I find there is much joy in dim-light-darkness, my mental to-do lead me to the morbific thoughts in black and white existence. Yeah… Once i led myself to some of the deepest and most consuming feeling of happiness..

“She hold my hand, take me to the garden, we smiled listen to the birds, she always hugged me, i always told her my love”

Things never be the same again. Somehow I have able to taking all the pieces with me and no matter why i carry them. Bohemian?

I make no memories

Life is a long story about how you died. My story has started already.

I born. Then came to do all the hard work here on the earth to make thousands of memories. Die one day.
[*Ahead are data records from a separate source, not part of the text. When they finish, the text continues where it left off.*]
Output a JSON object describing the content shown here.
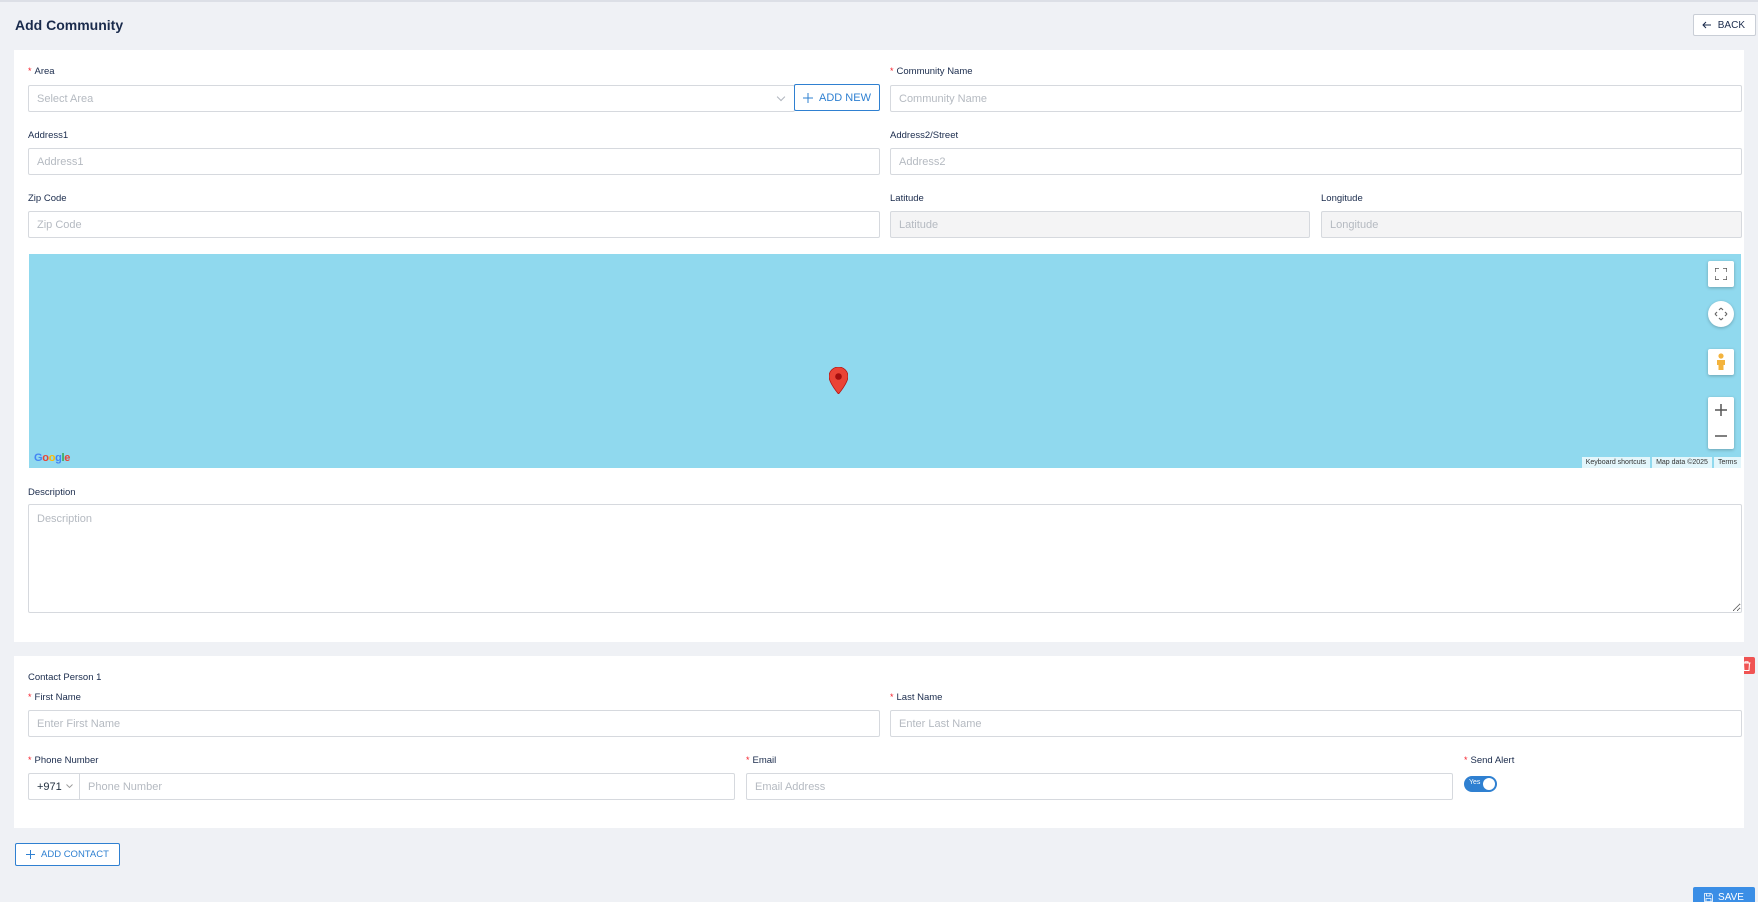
{
  "page": {
    "title": "Add Community",
    "back_label": "BACK"
  },
  "form": {
    "area": {
      "label": "Area",
      "placeholder": "Select Area",
      "add_new_label": "ADD NEW"
    },
    "community_name": {
      "label": "Community Name",
      "placeholder": "Community Name"
    },
    "address1": {
      "label": "Address1",
      "placeholder": "Address1"
    },
    "address2": {
      "label": "Address2/Street",
      "placeholder": "Address2"
    },
    "zip": {
      "label": "Zip Code",
      "placeholder": "Zip Code"
    },
    "latitude": {
      "label": "Latitude",
      "placeholder": "Latitude"
    },
    "longitude": {
      "label": "Longitude",
      "placeholder": "Longitude"
    },
    "description": {
      "label": "Description",
      "placeholder": "Description"
    }
  },
  "map": {
    "footer": [
      "Keyboard shortcuts",
      "Map data ©2025",
      "Terms"
    ],
    "water_color": "#90d9ee",
    "marker_color": "#ea4335"
  },
  "contact": {
    "title": "Contact Person 1",
    "first_name": {
      "label": "First Name",
      "placeholder": "Enter First Name"
    },
    "last_name": {
      "label": "Last Name",
      "placeholder": "Enter Last Name"
    },
    "phone": {
      "label": "Phone Number",
      "prefix": "+971",
      "placeholder": "Phone Number"
    },
    "email": {
      "label": "Email",
      "placeholder": "Email Address"
    },
    "send_alert": {
      "label": "Send Alert",
      "value": "Yes"
    }
  },
  "actions": {
    "add_contact_label": "ADD CONTACT",
    "save_label": "SAVE"
  },
  "colors": {
    "primary": "#2f80d1",
    "danger": "#f05353",
    "required": "#f5222d"
  }
}
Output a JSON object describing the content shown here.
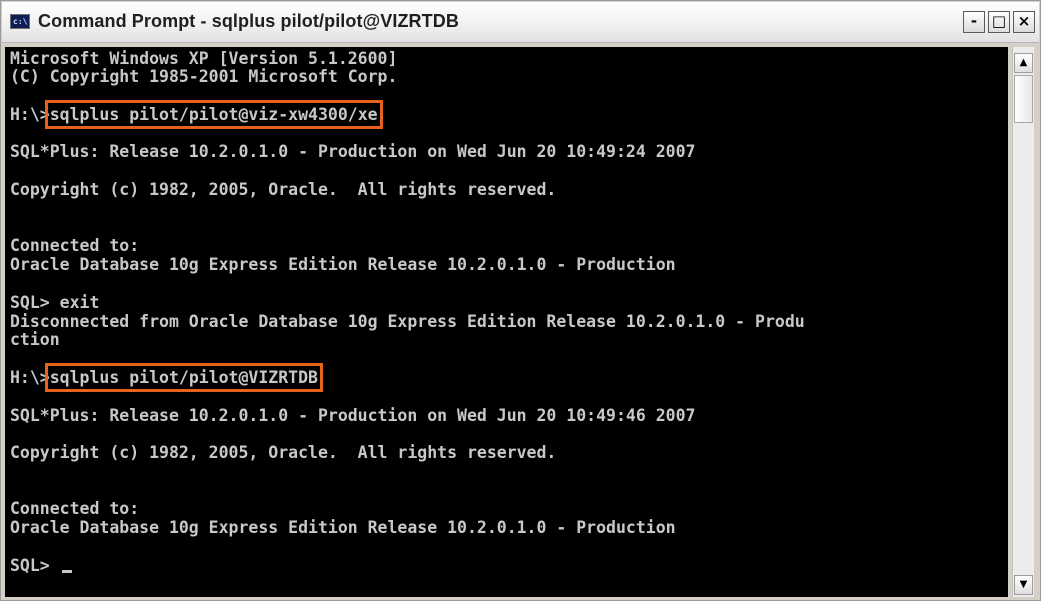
{
  "window": {
    "title": "Command Prompt - sqlplus pilot/pilot@VIZRTDB",
    "app_icon_text": "c:\\",
    "minimize_symbol": "-",
    "maximize_symbol": "□",
    "close_symbol": "×"
  },
  "console": {
    "lines": [
      {
        "text": "Microsoft Windows XP [Version 5.1.2600]"
      },
      {
        "text": "(C) Copyright 1985-2001 Microsoft Corp."
      },
      {
        "prompt": "H:\\>",
        "command": "sqlplus pilot/pilot@viz-xw4300/xe",
        "highlighted": true
      },
      {
        "text": "SQL*Plus: Release 10.2.0.1.0 - Production on Wed Jun 20 10:49:24 2007"
      },
      {
        "text": "Copyright (c) 1982, 2005, Oracle.  All rights reserved."
      },
      {
        "text": "Connected to:"
      },
      {
        "text": "Oracle Database 10g Express Edition Release 10.2.0.1.0 - Production"
      },
      {
        "text": "SQL> exit"
      },
      {
        "text": "Disconnected from Oracle Database 10g Express Edition Release 10.2.0.1.0 - Produ"
      },
      {
        "text": "ction"
      },
      {
        "prompt": "H:\\>",
        "command": "sqlplus pilot/pilot@VIZRTDB",
        "highlighted": true
      },
      {
        "text": "SQL*Plus: Release 10.2.0.1.0 - Production on Wed Jun 20 10:49:46 2007"
      },
      {
        "text": "Copyright (c) 1982, 2005, Oracle.  All rights reserved."
      },
      {
        "text": "Connected to:"
      },
      {
        "text": "Oracle Database 10g Express Edition Release 10.2.0.1.0 - Production"
      },
      {
        "prompt": "SQL> ",
        "cursor": true
      }
    ]
  },
  "scrollbar": {
    "up_symbol": "▲",
    "down_symbol": "▼",
    "position": 0
  },
  "colors": {
    "console_background": "#000000",
    "console_text": "#c8c8c8",
    "highlight_box": "#e8631a"
  },
  "icons": {
    "app": "command-prompt-icon",
    "minimize": "minimize-icon",
    "maximize": "maximize-icon",
    "close": "close-icon",
    "scroll_up": "scroll-up-arrow-icon",
    "scroll_down": "scroll-down-arrow-icon"
  }
}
The weird thing is that i hate all this labour toil under the hot sun. The sun has burned my skin. I am so dark. Unlovable… Mine is a life in the life of the hailstones of the hailstones. All the thousand memories seems so empty. Blossom beyond blossoming i saw no flower, no spring..

Some souls never saved in memory. They are to be remembered everyday. They are loved and admired everyday. May i held on; hug you tightly and not let you go. But’ turn your eyes away. Just overcome me. Do not stare at me, i am so dark. Unlovable..

She walks in beauty, like the night Of cloudless climes and starry skies;
And all that’s best of dark and bright Meet in her aspect and her eyes
– Lord Byron

Anbe Shivamagum

For obvious reasons it is no wonder the planet and it’s people are written in pain. You’re one of those people, who believe in some fictional friend in the heaven and his invisible advocates.

Suffering has human form on earth. Suffering is seen as a part of living until we reach moksha.

Aham is the supreme i awareness!

Shivam is liberation!!

Shivam is patron of death and destruction. Truly nothing is destructed, but reincarnation of the state of mind. Between the end of one thought and beginning of other, Shivam exist as a female silence. Shivam embodies her existence.

She is Shivam. She can’t condemn me; supreme Shiva doesn’t believe in heaven or a hell to put me in. In her elegance, my life shine with pure calmness. In her devotion, I reach moksha..

Shivam is love…

Anbe Shivamagum..

I Feel Grey

I constantly aware of an absence. Each and every thing i write is revolve around that absence.

Absence may be an inactive sadness or an indolent wish. Some how it triggers my senses and live again with the bygone. The presence of absence control me as long as it stays as a secret. It’s dark energy galvanize me at times. Thus we co-exist in peace..

I love to be in this alternate reality. No season getting colder here… No sun is ruling here.. I feel grey!! Depression is torn on my table, half-attended.

“No matter where I wander I’m still haunted by your name

The portrait of your beauty stays the same

Standing by the ocean wondering where you’ve gone

If you’ll return again

Where is the ring I gave to Nancy Spain?”

– Christy Moore [Nancy Spain]